Teddy Grossman, who plays a drunk, staggered down the dock with an ice bucket and huge bag of popcorn. To the tune of the director yelling, “funnier!” he staggered forward, swayed in the breeze, boarded a boat, tripped over the painter backward, and sailed into the drink.

Monday found the little fleet offshore bouncing and bounding in gray seas so angry that only two takes were made before the armada returned to the harbor and the camera moved to the stability of Jaws headquarters in the Christine Pease house, where filming was done in the mini-police station.

Next day the fleet sailed again. The weather wasn’t much better, but the water was less bumpy, so they got on with filming. In the process the Flicka sank (which was supposed to happen) and was then pumped and raised in case retakes were needed. She is now scarred with shark tooth marks along her gunwale.

A B.B.C. company arrived that day to do a documentary on the filming, and in the process of leaping from one boat to another one of the actors missed.

Wednesday the armada worked off Cape Pogue and the extras chummed for the shark. Production didn’t know when the chum (scup, bass and leftover meat) would be needed; so it had been kept handy on the dock, in the sun, since Friday. So-o-o, well, to say the least it was fragrant, and to make it even more unattractive makeup men had made up the chum with blood by Max Factor.

After all this smelly fish on the bouncy briny it is a wonder that anyone could eat lunch, but this was served on those long tables at the boat yard.

For some of the scenes on board boats they are using a small Panavision camera which cannot be purchased but must be rented — for a rumored sum of $1,200 a week. At the end of each day’s shooting the film is flown to California and the Technicolor labs where it is developed and prints, made from the negatives, are posted back. These are called dailies. The first day’s takes gave been screened, and, said Miss Barbara Bass, the second assistant director, they’re good, “very good”.

Wednesday afternoon Mrs. Daniel Hull was promoted from status as an extra to a “day playing part,” which means she spoke. She and Richard Hewitt each thought they had hooked the shark, but they had only hooked each other. Cherry bombs were used to sound like rifle shots, but they weren’t loud enough at sea; so Lord only knows what they will use next.

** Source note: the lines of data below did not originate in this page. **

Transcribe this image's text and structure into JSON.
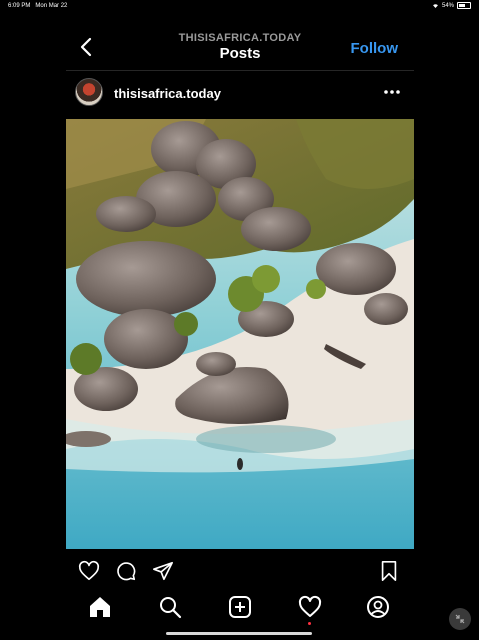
{
  "status_bar": {
    "time": "6:09 PM",
    "date": "Mon Mar 22",
    "battery": "54%"
  },
  "header": {
    "subtitle": "THISISAFRICA.TODAY",
    "title": "Posts",
    "follow_label": "Follow"
  },
  "post": {
    "username": "thisisafrica.today"
  },
  "colors": {
    "background": "#000000",
    "accent": "#3897f0",
    "divider": "#262626",
    "notification": "#ff3040"
  },
  "icons": {
    "back": "chevron-left-icon",
    "more": "more-horizontal-icon",
    "like": "heart-icon",
    "comment": "comment-icon",
    "share": "send-icon",
    "save": "bookmark-icon",
    "home": "home-icon",
    "search": "search-icon",
    "new_post": "add-post-icon",
    "activity": "heart-icon",
    "profile": "profile-icon"
  }
}
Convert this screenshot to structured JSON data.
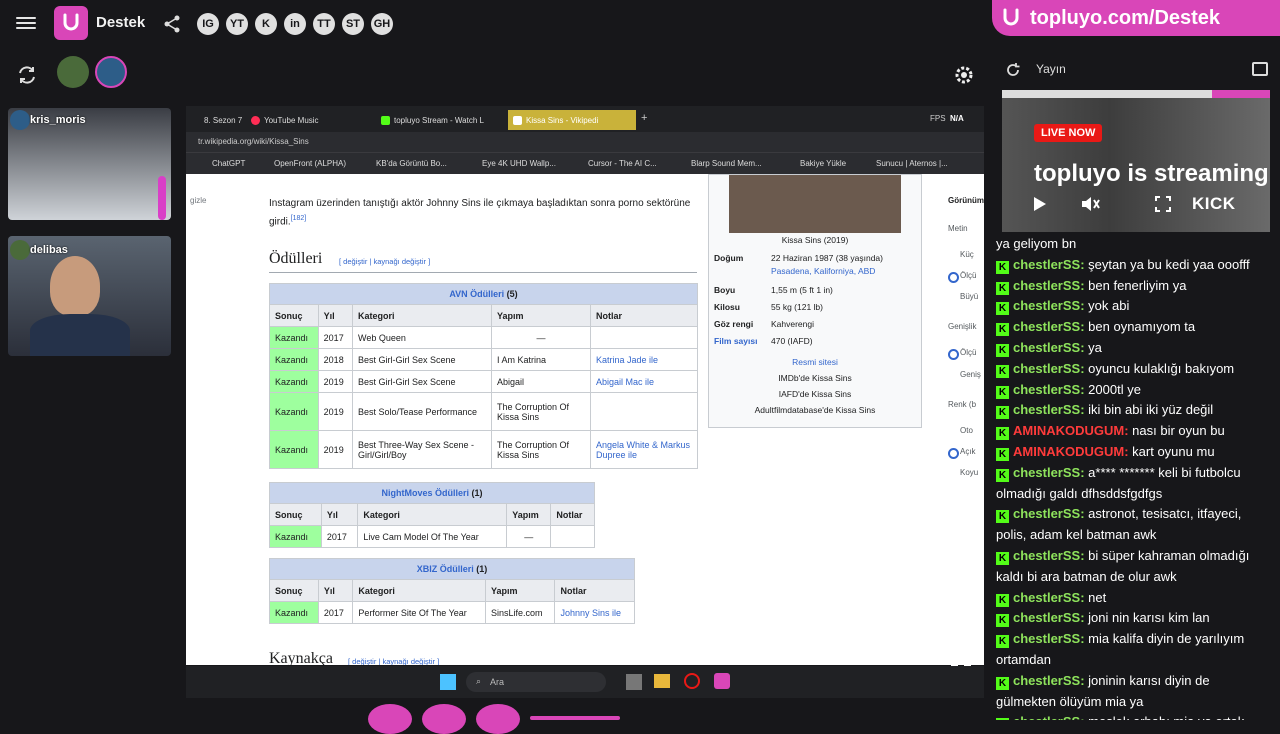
{
  "header": {
    "brand": "Destek"
  },
  "social": [
    "IG",
    "YT",
    "K",
    "in",
    "TT",
    "ST",
    "GH"
  ],
  "cams": [
    {
      "name": "kris_moris"
    },
    {
      "name": "delibas"
    }
  ],
  "browser": {
    "tabs": [
      {
        "label": "8. Sezon 7"
      },
      {
        "label": "YouTube Music"
      },
      {
        "label": "topluyo Stream - Watch L"
      },
      {
        "label": "Kissa Sins - Vikipedi"
      }
    ],
    "address": "tr.wikipedia.org/wiki/Kissa_Sins",
    "bookmarks": [
      "ChatGPT",
      "OpenFront (ALPHA)",
      "KB'da Görüntü Bo...",
      "Eye 4K UHD Wallp...",
      "Cursor - The AI C...",
      "Blarp Sound Mem...",
      "Bakiye Yükle",
      "Sunucu | Aternos |..."
    ]
  },
  "wiki": {
    "intro": "Instagram üzerinden tanıştığı aktör Johnny Sins ile çıkmaya başladıktan sonra porno sektörüne girdi.",
    "intro_ref": "[182]",
    "awards_heading": "Ödülleri",
    "edit_links": "[ değiştir | kaynağı değiştir ]",
    "headers": [
      "Sonuç",
      "Yıl",
      "Kategori",
      "Yapım",
      "Notlar"
    ],
    "avn": {
      "caption": "AVN Ödülleri",
      "count": "(5)",
      "rows": [
        [
          "Kazandı",
          "2017",
          "Web Queen",
          "—",
          ""
        ],
        [
          "Kazandı",
          "2018",
          "Best Girl-Girl Sex Scene",
          "I Am Katrina",
          "Katrina Jade ile"
        ],
        [
          "Kazandı",
          "2019",
          "Best Girl-Girl Sex Scene",
          "Abigail",
          "Abigail Mac ile"
        ],
        [
          "Kazandı",
          "2019",
          "Best Solo/Tease Performance",
          "The Corruption Of Kissa Sins",
          ""
        ],
        [
          "Kazandı",
          "2019",
          "Best Three-Way Sex Scene - Girl/Girl/Boy",
          "The Corruption Of Kissa Sins",
          "Angela White & Markus Dupree ile"
        ]
      ]
    },
    "nightmoves": {
      "caption": "NightMoves Ödülleri",
      "count": "(1)",
      "rows": [
        [
          "Kazandı",
          "2017",
          "Live Cam Model Of The Year",
          "—",
          ""
        ]
      ]
    },
    "xbiz": {
      "caption": "XBIZ Ödülleri",
      "count": "(1)",
      "rows": [
        [
          "Kazandı",
          "2017",
          "Performer Site Of The Year",
          "SinsLife.com",
          "Johnny Sins ile"
        ]
      ]
    },
    "refs_heading": "Kaynakça",
    "refs_edit": "[ değiştir | kaynağı değiştir ]",
    "infobox": {
      "caption": "Kissa Sins (2019)",
      "rows": [
        {
          "k": "Doğum",
          "v": "22 Haziran 1987 (38 yaşında)",
          "v2": "Pasadena, Kaliforniya, ABD"
        },
        {
          "k": "Boyu",
          "v": "1,55 m (5 ft 1 in)"
        },
        {
          "k": "Kilosu",
          "v": "55 kg (121 lb)"
        },
        {
          "k": "Göz rengi",
          "v": "Kahverengi"
        },
        {
          "k": "Film sayısı",
          "v": "470 (IAFD)"
        }
      ],
      "links": [
        "Resmi sitesi",
        "IMDb'de Kissa Sins",
        "IAFD'de Kissa Sins",
        "Adultfilmdatabase'de Kissa Sins"
      ]
    },
    "side_labels": [
      "Görünüm",
      "Metin",
      "Küç",
      "Ölçü",
      "Büyü",
      "Genişlik",
      "Ölçü",
      "Geniş",
      "Renk (b",
      "Oto",
      "Açık",
      "Koyu"
    ],
    "gizle": "gizle"
  },
  "browser_right": {
    "fps_label": "FPS",
    "fps_value": "N/A"
  },
  "taskbar": {
    "search": "Ara"
  },
  "panel": {
    "url": "topluyo.com/Destek",
    "title": "Yayın",
    "live": "LIVE NOW",
    "stream_text": "topluyo is streaming",
    "platform": "KICK"
  },
  "chat": [
    {
      "user": "",
      "text": "ya geliyom bn",
      "color": "#ffffff"
    },
    {
      "user": "chestlerSS:",
      "text": "şeytan ya bu kedi yaa ooofff",
      "color": "#8ee35c"
    },
    {
      "user": "chestlerSS:",
      "text": "ben fenerliyim ya",
      "color": "#8ee35c"
    },
    {
      "user": "chestlerSS:",
      "text": "yok abi",
      "color": "#8ee35c"
    },
    {
      "user": "chestlerSS:",
      "text": "ben oynamıyom ta",
      "color": "#8ee35c"
    },
    {
      "user": "chestlerSS:",
      "text": "ya",
      "color": "#8ee35c"
    },
    {
      "user": "chestlerSS:",
      "text": "oyuncu kulaklığı bakıyom",
      "color": "#8ee35c"
    },
    {
      "user": "chestlerSS:",
      "text": "2000tl ye",
      "color": "#8ee35c"
    },
    {
      "user": "chestlerSS:",
      "text": "iki bin abi iki yüz değil",
      "color": "#8ee35c"
    },
    {
      "user": "AMINAKODUGUM:",
      "text": "nası bir oyun bu",
      "color": "#ff3b3b"
    },
    {
      "user": "AMINAKODUGUM:",
      "text": "kart oyunu mu",
      "color": "#ff3b3b"
    },
    {
      "user": "chestlerSS:",
      "text": "a**** ******* keli bi futbolcu olmadığı galdı dfhsddsfgdfgs",
      "color": "#8ee35c"
    },
    {
      "user": "chestlerSS:",
      "text": "astronot, tesisatcı, itfayeci, polis, adam kel batman awk",
      "color": "#8ee35c"
    },
    {
      "user": "chestlerSS:",
      "text": "bi süper kahraman olmadığı kaldı bi ara batman de olur awk",
      "color": "#8ee35c"
    },
    {
      "user": "chestlerSS:",
      "text": "net",
      "color": "#8ee35c"
    },
    {
      "user": "chestlerSS:",
      "text": "joni nin karısı kim lan",
      "color": "#8ee35c"
    },
    {
      "user": "chestlerSS:",
      "text": "mia kalifa diyin de yarılıyım ortamdan",
      "color": "#8ee35c"
    },
    {
      "user": "chestlerSS:",
      "text": "joninin karısı diyin de gülmekten ölüyüm mia ya",
      "color": "#8ee35c"
    },
    {
      "user": "chestlerSS:",
      "text": "meslek erbabı mia ya ortak",
      "color": "#8ee35c"
    }
  ]
}
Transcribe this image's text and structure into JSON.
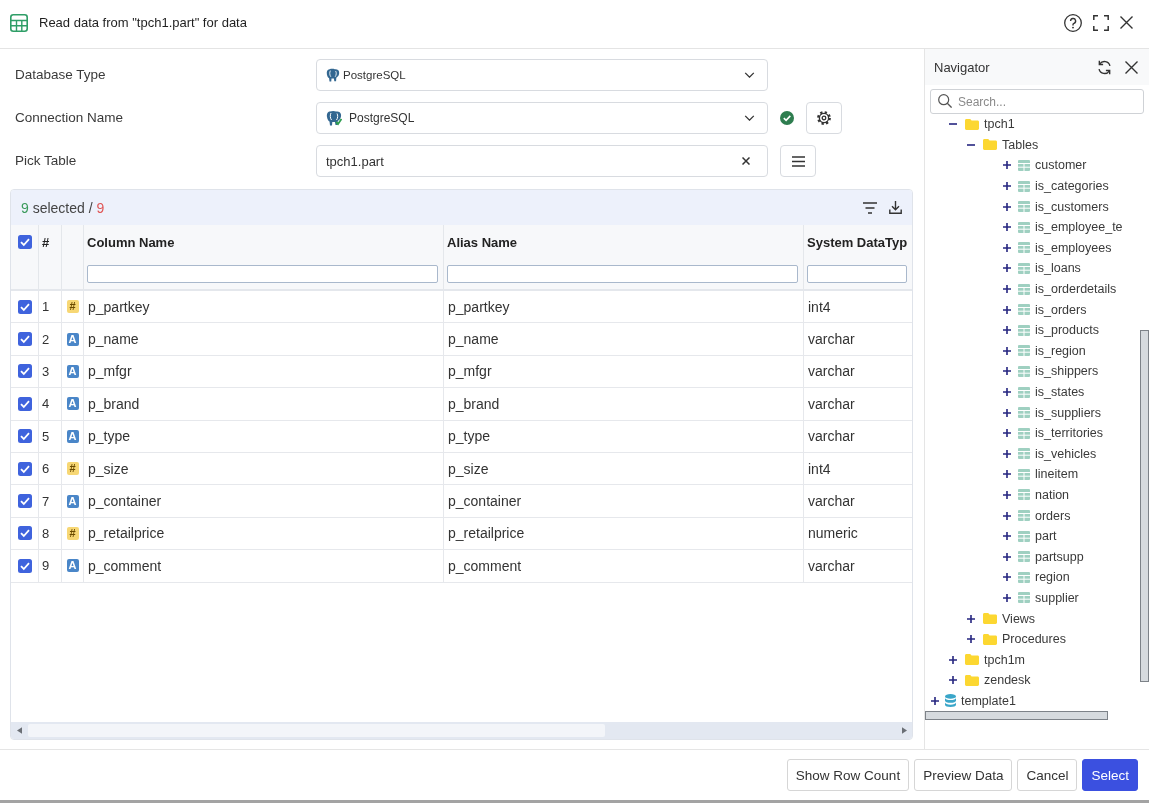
{
  "window": {
    "title": "Read data from \"tpch1.part\" for data"
  },
  "form": {
    "database_type": {
      "label": "Database Type",
      "value": "PostgreSQL"
    },
    "connection_name": {
      "label": "Connection Name",
      "value": "PostgreSQL",
      "connected": true
    },
    "pick_table": {
      "label": "Pick Table",
      "value": "tpch1.part"
    }
  },
  "table": {
    "selected_count": "9",
    "selected_label": "selected",
    "separator": "/",
    "total_count": "9",
    "all_checked": true,
    "columns": [
      {
        "label": "#",
        "filter": false
      },
      {
        "label": "Column Name",
        "filter": true
      },
      {
        "label": "Alias Name",
        "filter": true
      },
      {
        "label": "System DataTyp",
        "filter": true
      }
    ],
    "rows": [
      {
        "checked": true,
        "number": "1",
        "kind": "numeric",
        "type_glyph": "#",
        "column_name": "p_partkey",
        "alias_name": "p_partkey",
        "system_datatype": "int4"
      },
      {
        "checked": true,
        "number": "2",
        "kind": "text",
        "type_glyph": "A",
        "column_name": "p_name",
        "alias_name": "p_name",
        "system_datatype": "varchar"
      },
      {
        "checked": true,
        "number": "3",
        "kind": "text",
        "type_glyph": "A",
        "column_name": "p_mfgr",
        "alias_name": "p_mfgr",
        "system_datatype": "varchar"
      },
      {
        "checked": true,
        "number": "4",
        "kind": "text",
        "type_glyph": "A",
        "column_name": "p_brand",
        "alias_name": "p_brand",
        "system_datatype": "varchar"
      },
      {
        "checked": true,
        "number": "5",
        "kind": "text",
        "type_glyph": "A",
        "column_name": "p_type",
        "alias_name": "p_type",
        "system_datatype": "varchar"
      },
      {
        "checked": true,
        "number": "6",
        "kind": "numeric",
        "type_glyph": "#",
        "column_name": "p_size",
        "alias_name": "p_size",
        "system_datatype": "int4"
      },
      {
        "checked": true,
        "number": "7",
        "kind": "text",
        "type_glyph": "A",
        "column_name": "p_container",
        "alias_name": "p_container",
        "system_datatype": "varchar"
      },
      {
        "checked": true,
        "number": "8",
        "kind": "numeric",
        "type_glyph": "#",
        "column_name": "p_retailprice",
        "alias_name": "p_retailprice",
        "system_datatype": "numeric"
      },
      {
        "checked": true,
        "number": "9",
        "kind": "text",
        "type_glyph": "A",
        "column_name": "p_comment",
        "alias_name": "p_comment",
        "system_datatype": "varchar"
      }
    ]
  },
  "navigator": {
    "title": "Navigator",
    "search": {
      "placeholder": "Search..."
    },
    "tree": [
      {
        "children": [
          {
            "label": "tpch1",
            "kind": "folder",
            "expanded": true,
            "children": [
              {
                "label": "Tables",
                "kind": "folder",
                "expanded": true,
                "children": [
                  {
                    "label": "customer",
                    "kind": "table",
                    "expanded": false
                  },
                  {
                    "label": "is_categories",
                    "kind": "table",
                    "expanded": false
                  },
                  {
                    "label": "is_customers",
                    "kind": "table",
                    "expanded": false
                  },
                  {
                    "label": "is_employee_te",
                    "kind": "table",
                    "expanded": false
                  },
                  {
                    "label": "is_employees",
                    "kind": "table",
                    "expanded": false
                  },
                  {
                    "label": "is_loans",
                    "kind": "table",
                    "expanded": false
                  },
                  {
                    "label": "is_orderdetails",
                    "kind": "table",
                    "expanded": false
                  },
                  {
                    "label": "is_orders",
                    "kind": "table",
                    "expanded": false
                  },
                  {
                    "label": "is_products",
                    "kind": "table",
                    "expanded": false
                  },
                  {
                    "label": "is_region",
                    "kind": "table",
                    "expanded": false
                  },
                  {
                    "label": "is_shippers",
                    "kind": "table",
                    "expanded": false
                  },
                  {
                    "label": "is_states",
                    "kind": "table",
                    "expanded": false
                  },
                  {
                    "label": "is_suppliers",
                    "kind": "table",
                    "expanded": false
                  },
                  {
                    "label": "is_territories",
                    "kind": "table",
                    "expanded": false
                  },
                  {
                    "label": "is_vehicles",
                    "kind": "table",
                    "expanded": false
                  },
                  {
                    "label": "lineitem",
                    "kind": "table",
                    "expanded": false
                  },
                  {
                    "label": "nation",
                    "kind": "table",
                    "expanded": false
                  },
                  {
                    "label": "orders",
                    "kind": "table",
                    "expanded": false
                  },
                  {
                    "label": "part",
                    "kind": "table",
                    "expanded": false
                  },
                  {
                    "label": "partsupp",
                    "kind": "table",
                    "expanded": false
                  },
                  {
                    "label": "region",
                    "kind": "table",
                    "expanded": false
                  },
                  {
                    "label": "supplier",
                    "kind": "table",
                    "expanded": false
                  }
                ]
              },
              {
                "label": "Views",
                "kind": "folder",
                "expanded": false
              },
              {
                "label": "Procedures",
                "kind": "folder",
                "expanded": false
              }
            ]
          },
          {
            "label": "tpch1m",
            "kind": "folder",
            "expanded": false
          },
          {
            "label": "zendesk",
            "kind": "folder",
            "expanded": false
          }
        ]
      },
      {
        "label": "template1",
        "kind": "database",
        "expanded": false
      }
    ]
  },
  "buttons": [
    {
      "label": "Show Row Count",
      "primary": false
    },
    {
      "label": "Preview Data",
      "primary": false
    },
    {
      "label": "Cancel",
      "primary": false
    },
    {
      "label": "Select",
      "primary": true
    }
  ]
}
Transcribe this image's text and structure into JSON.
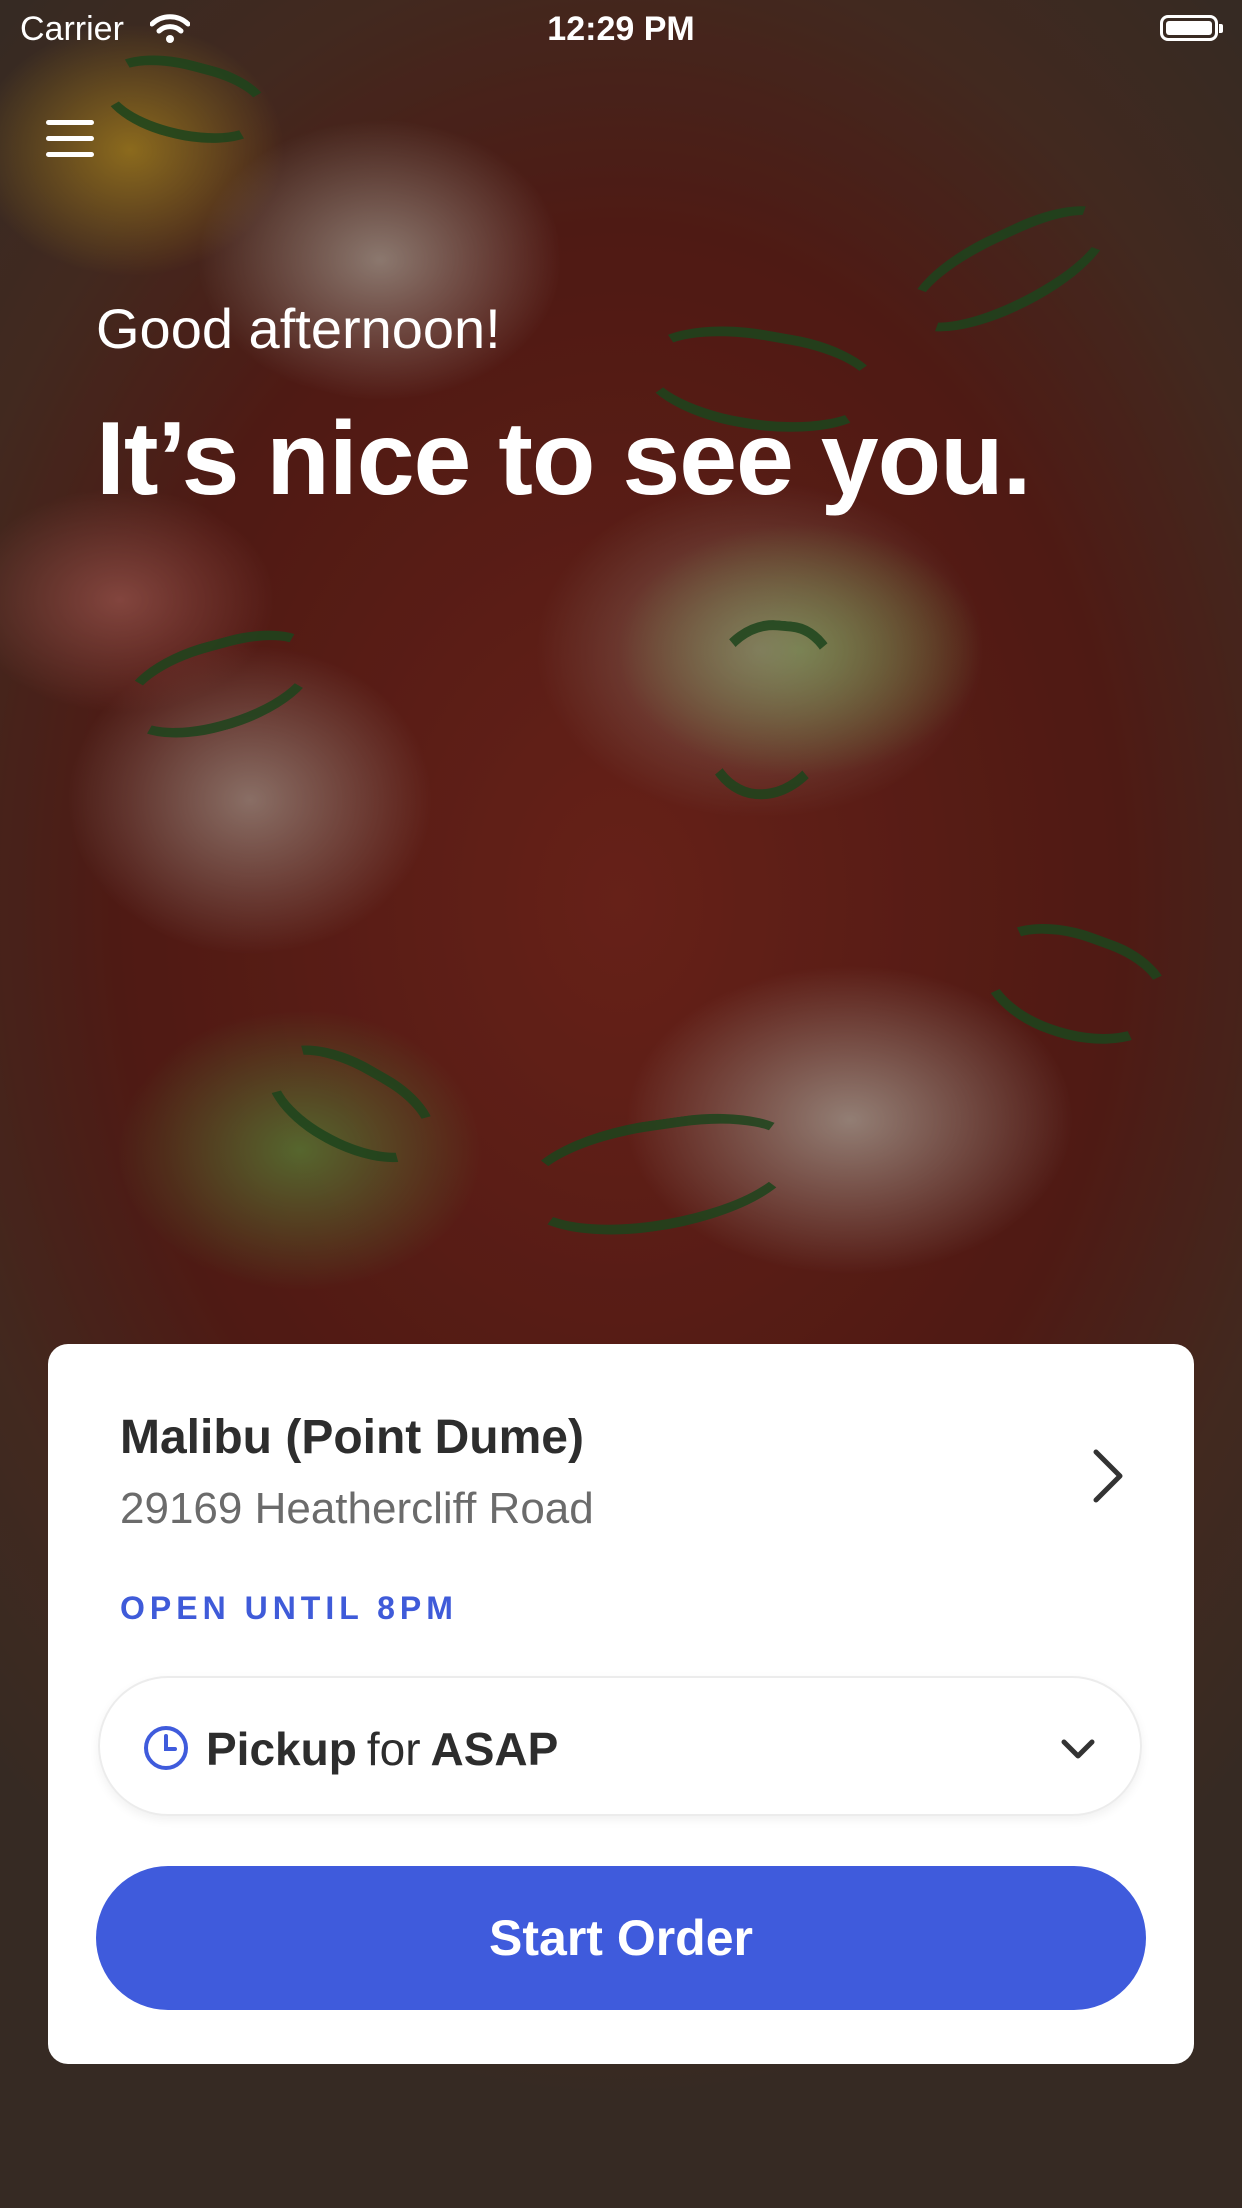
{
  "status_bar": {
    "carrier": "Carrier",
    "time": "12:29 PM",
    "icons": [
      "wifi-icon",
      "battery-icon"
    ]
  },
  "header": {
    "menu_icon": "hamburger-menu-icon",
    "greeting": "Good afternoon!",
    "headline": "It’s nice to see you."
  },
  "location_card": {
    "name": "Malibu (Point Dume)",
    "address": "29169 Heathercliff Road",
    "open_status": "OPEN UNTIL 8PM",
    "chevron_icon": "chevron-right-icon",
    "order_mode": {
      "icon": "clock-icon",
      "mode": "Pickup",
      "connector": "for",
      "time": "ASAP",
      "dropdown_icon": "chevron-down-icon"
    },
    "start_button": "Start Order"
  },
  "colors": {
    "accent": "#3f5bdc",
    "open_status": "#3f5bd9",
    "card_background": "#ffffff"
  }
}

Already people ashore were claiming they had seen depth charges.

The mechanical and real sharks have not yet arrived. The immediate future shooting is scheduled in the mock police station, which has just been renovated into a morgue.